Work task: Reproduce every entry exactly and leave its pictures out.

----------

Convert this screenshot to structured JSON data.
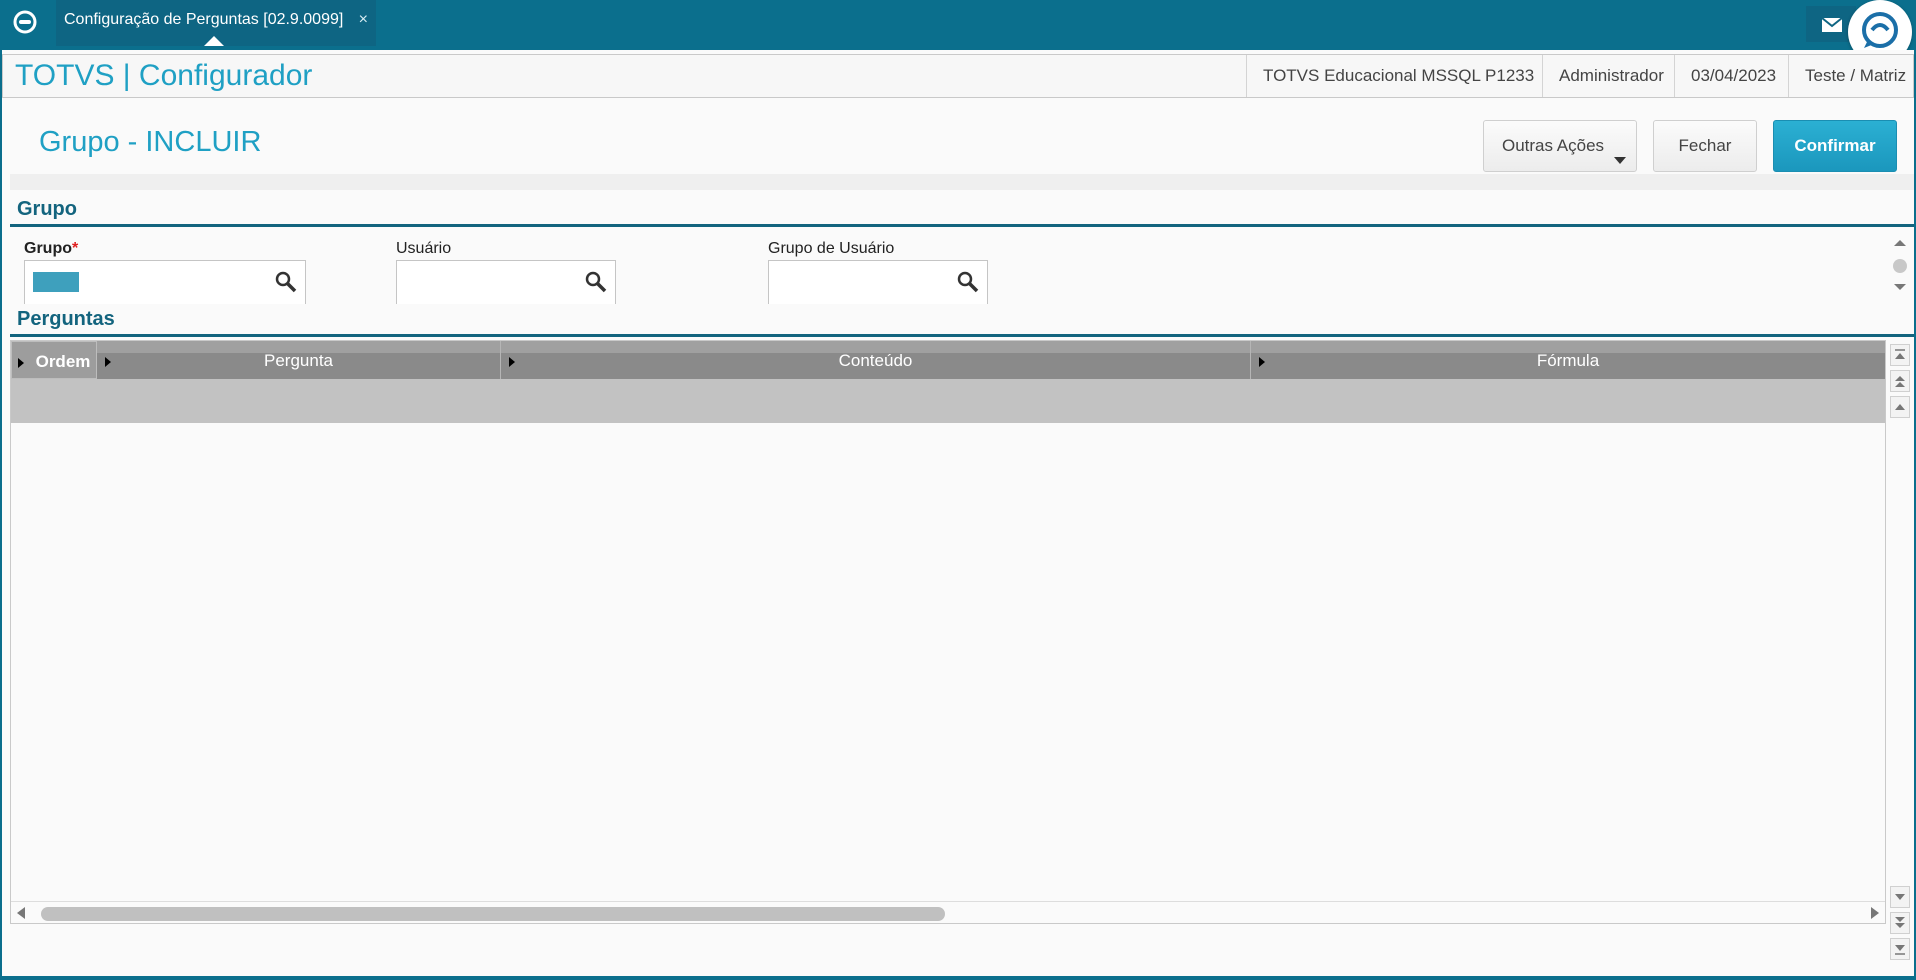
{
  "tabbar": {
    "tab_title": "Configuração de Perguntas [02.9.0099]",
    "tab_close": "×"
  },
  "header": {
    "app_name": "TOTVS | Configurador",
    "environment": "TOTVS Educacional MSSQL P1233",
    "user": "Administrador",
    "date": "03/04/2023",
    "branch": "Teste / Matriz"
  },
  "page": {
    "title": "Grupo - INCLUIR"
  },
  "actions": {
    "other_actions": "Outras Ações",
    "close": "Fechar",
    "confirm": "Confirmar"
  },
  "section_grupo": {
    "title": "Grupo",
    "fields": {
      "grupo_label": "Grupo",
      "grupo_required": "*",
      "usuario_label": "Usuário",
      "grupo_usuario_label": "Grupo de Usuário"
    }
  },
  "section_perguntas": {
    "title": "Perguntas",
    "columns": [
      "Ordem",
      "Pergunta",
      "Conteúdo",
      "Fórmula"
    ]
  },
  "colors": {
    "brand": "#0b6f8d",
    "accent": "#1fa0c4",
    "section": "#13647e",
    "required": "#e02020"
  },
  "icons": [
    "totvs-logo-icon",
    "close-icon",
    "mail-icon",
    "chat-assistant-icon",
    "search-icon",
    "chevron-down-icon",
    "scroll-up-icon",
    "scroll-down-icon",
    "scroll-top-icon",
    "scroll-bottom-icon"
  ]
}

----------

Reply:
Convert this screenshot to structured JSON data.
{
  "tabbar": {
    "tab_title": "Configuração de Perguntas [02.9.0099]",
    "tab_close": "×"
  },
  "header": {
    "app_name": "TOTVS | Configurador",
    "environment": "TOTVS Educacional MSSQL P1233",
    "user": "Administrador",
    "date": "03/04/2023",
    "branch": "Teste / Matriz"
  },
  "page": {
    "title": "Grupo - INCLUIR"
  },
  "actions": {
    "other_actions": "Outras Ações",
    "close": "Fechar",
    "confirm": "Confirmar"
  },
  "section_grupo": {
    "title": "Grupo",
    "fields": {
      "grupo_label": "Grupo",
      "grupo_required": "*",
      "usuario_label": "Usuário",
      "grupo_usuario_label": "Grupo de Usuário"
    }
  },
  "section_perguntas": {
    "title": "Perguntas",
    "columns": [
      "Ordem",
      "Pergunta",
      "Conteúdo",
      "Fórmula"
    ]
  },
  "colors": {
    "brand": "#0b6f8d",
    "accent": "#1fa0c4",
    "section": "#13647e",
    "required": "#e02020"
  },
  "icons": [
    "totvs-logo-icon",
    "close-icon",
    "mail-icon",
    "chat-assistant-icon",
    "search-icon",
    "chevron-down-icon",
    "scroll-up-icon",
    "scroll-down-icon",
    "scroll-top-icon",
    "scroll-bottom-icon"
  ]
}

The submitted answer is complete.